# TASK GOAL
Because the copy must hold no pictures, return the data below with all of its words intact.

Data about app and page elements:
....

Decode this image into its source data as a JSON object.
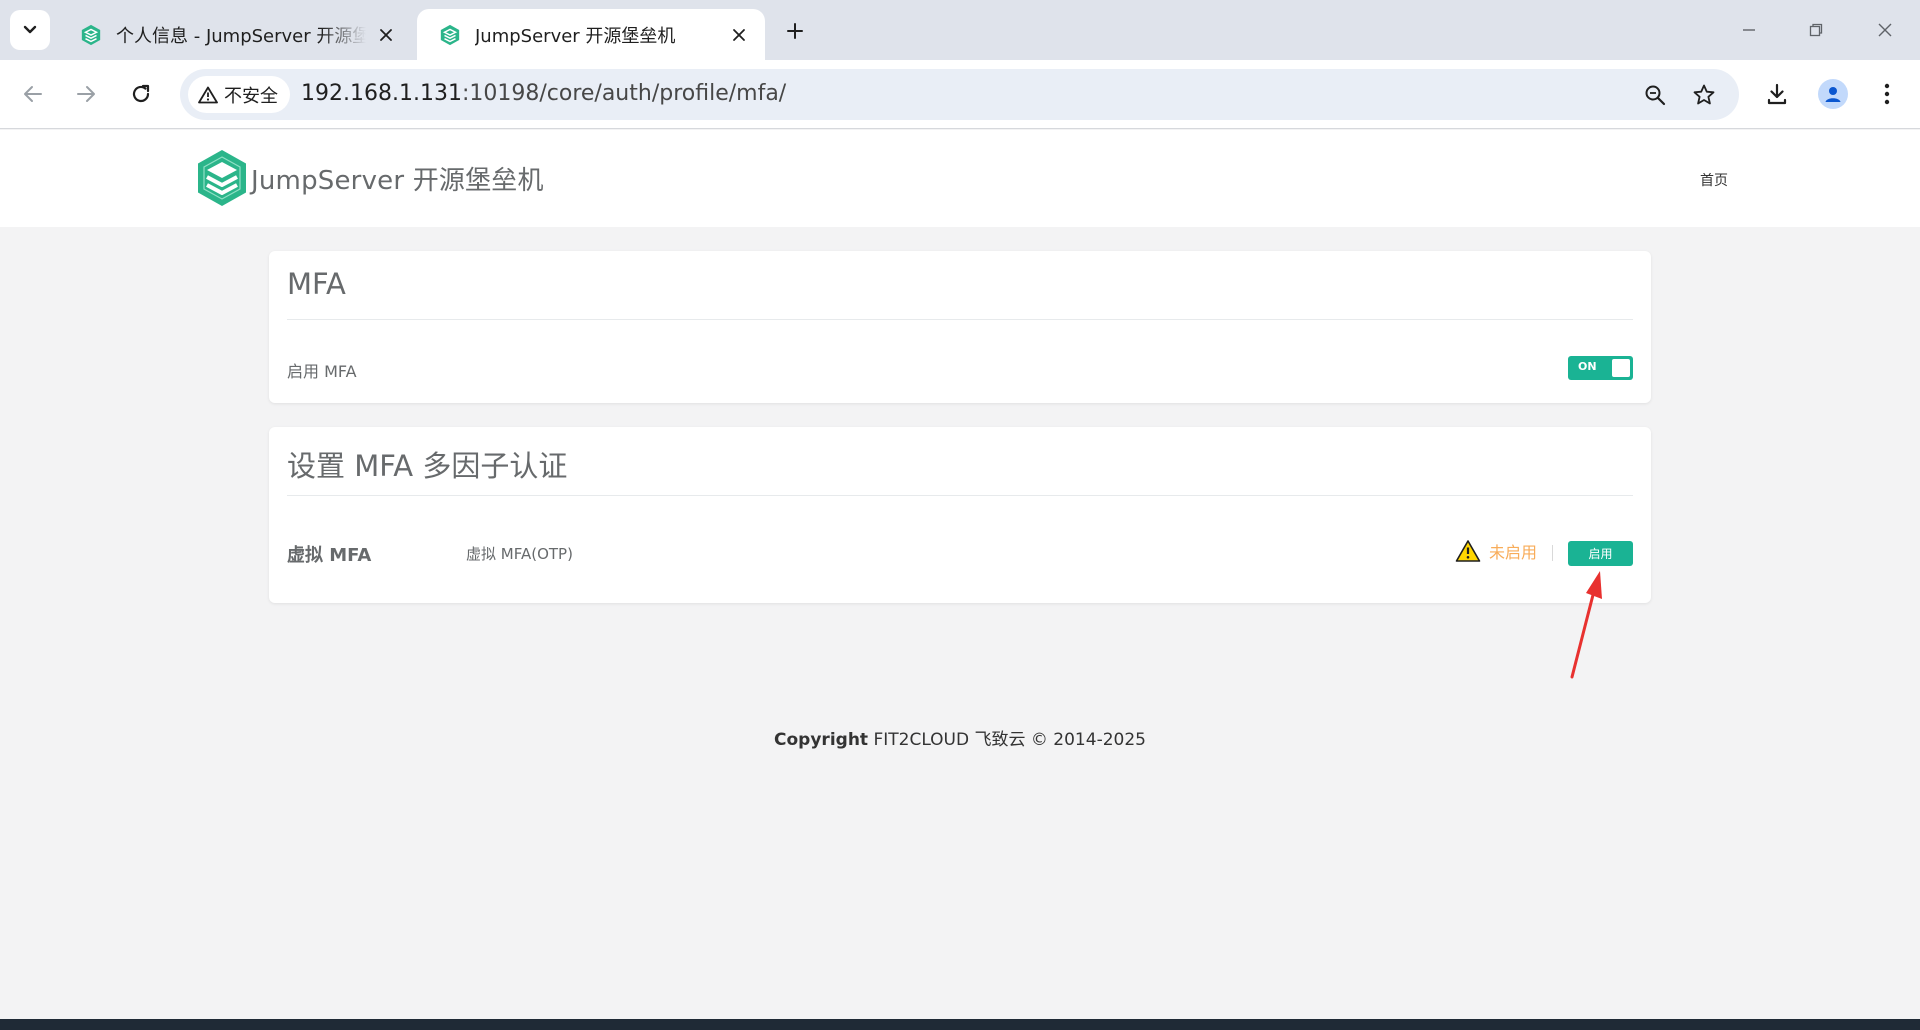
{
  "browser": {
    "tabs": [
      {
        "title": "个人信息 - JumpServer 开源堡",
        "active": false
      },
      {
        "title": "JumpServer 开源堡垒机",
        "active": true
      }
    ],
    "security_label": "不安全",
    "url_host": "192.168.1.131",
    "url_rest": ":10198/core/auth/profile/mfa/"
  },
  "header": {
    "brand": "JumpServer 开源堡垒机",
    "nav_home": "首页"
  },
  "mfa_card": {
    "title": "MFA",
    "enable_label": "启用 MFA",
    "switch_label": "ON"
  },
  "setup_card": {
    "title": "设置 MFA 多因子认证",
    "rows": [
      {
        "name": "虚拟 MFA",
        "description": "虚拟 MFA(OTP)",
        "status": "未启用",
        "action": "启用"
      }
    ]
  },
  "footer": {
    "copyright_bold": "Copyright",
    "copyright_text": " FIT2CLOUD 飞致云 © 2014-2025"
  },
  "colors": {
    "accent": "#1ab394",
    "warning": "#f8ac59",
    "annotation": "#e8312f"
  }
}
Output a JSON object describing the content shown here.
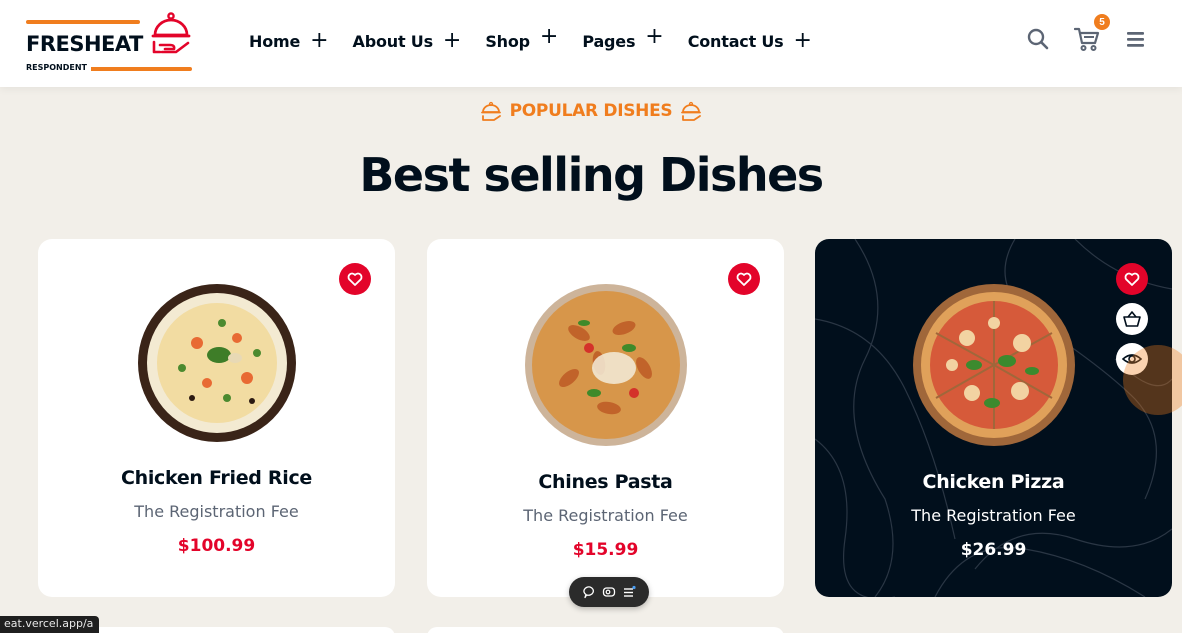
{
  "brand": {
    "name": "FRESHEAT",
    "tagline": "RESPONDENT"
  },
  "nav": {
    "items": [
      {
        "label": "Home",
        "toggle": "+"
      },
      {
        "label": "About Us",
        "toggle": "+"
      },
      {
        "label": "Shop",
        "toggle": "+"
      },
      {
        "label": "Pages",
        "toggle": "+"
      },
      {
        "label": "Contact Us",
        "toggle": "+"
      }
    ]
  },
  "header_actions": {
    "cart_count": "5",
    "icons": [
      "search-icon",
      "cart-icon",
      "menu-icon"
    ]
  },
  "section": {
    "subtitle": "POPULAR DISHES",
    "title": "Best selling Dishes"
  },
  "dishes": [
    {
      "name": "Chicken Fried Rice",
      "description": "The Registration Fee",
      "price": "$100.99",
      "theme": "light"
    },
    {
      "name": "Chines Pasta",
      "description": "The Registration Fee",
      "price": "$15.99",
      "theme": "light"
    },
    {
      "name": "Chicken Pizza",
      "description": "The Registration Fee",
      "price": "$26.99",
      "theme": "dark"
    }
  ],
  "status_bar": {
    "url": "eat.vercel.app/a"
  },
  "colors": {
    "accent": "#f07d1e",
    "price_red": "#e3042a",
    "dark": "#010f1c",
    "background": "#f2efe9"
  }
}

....

# SOLUTION TO THIS EXERCISE
Decode this image into its source data as a JSON object.
{
  "browser": {
    "tabs": [
      {
        "title": "个人信息 - JumpServer 开源堡",
        "active": false
      },
      {
        "title": "JumpServer 开源堡垒机",
        "active": true
      }
    ],
    "security_label": "不安全",
    "url_host": "192.168.1.131",
    "url_rest": ":10198/core/auth/profile/mfa/"
  },
  "header": {
    "brand": "JumpServer 开源堡垒机",
    "nav_home": "首页"
  },
  "mfa_card": {
    "title": "MFA",
    "enable_label": "启用 MFA",
    "switch_label": "ON"
  },
  "setup_card": {
    "title": "设置 MFA 多因子认证",
    "rows": [
      {
        "name": "虚拟 MFA",
        "description": "虚拟 MFA(OTP)",
        "status": "未启用",
        "action": "启用"
      }
    ]
  },
  "footer": {
    "copyright_bold": "Copyright",
    "copyright_text": " FIT2CLOUD 飞致云 © 2014-2025"
  },
  "colors": {
    "accent": "#1ab394",
    "warning": "#f8ac59",
    "annotation": "#e8312f"
  }
}
Output a JSON object describing the content shown here.
{
  "brand": {
    "name": "FRESHEAT",
    "tagline": "RESPONDENT"
  },
  "nav": {
    "items": [
      {
        "label": "Home",
        "toggle": "+"
      },
      {
        "label": "About Us",
        "toggle": "+"
      },
      {
        "label": "Shop",
        "toggle": "+"
      },
      {
        "label": "Pages",
        "toggle": "+"
      },
      {
        "label": "Contact Us",
        "toggle": "+"
      }
    ]
  },
  "header_actions": {
    "cart_count": "5",
    "icons": [
      "search-icon",
      "cart-icon",
      "menu-icon"
    ]
  },
  "section": {
    "subtitle": "POPULAR DISHES",
    "title": "Best selling Dishes"
  },
  "dishes": [
    {
      "name": "Chicken Fried Rice",
      "description": "The Registration Fee",
      "price": "$100.99",
      "theme": "light"
    },
    {
      "name": "Chines Pasta",
      "description": "The Registration Fee",
      "price": "$15.99",
      "theme": "light"
    },
    {
      "name": "Chicken Pizza",
      "description": "The Registration Fee",
      "price": "$26.99",
      "theme": "dark"
    }
  ],
  "status_bar": {
    "url": "eat.vercel.app/a"
  },
  "colors": {
    "accent": "#f07d1e",
    "price_red": "#e3042a",
    "dark": "#010f1c",
    "background": "#f2efe9"
  }
}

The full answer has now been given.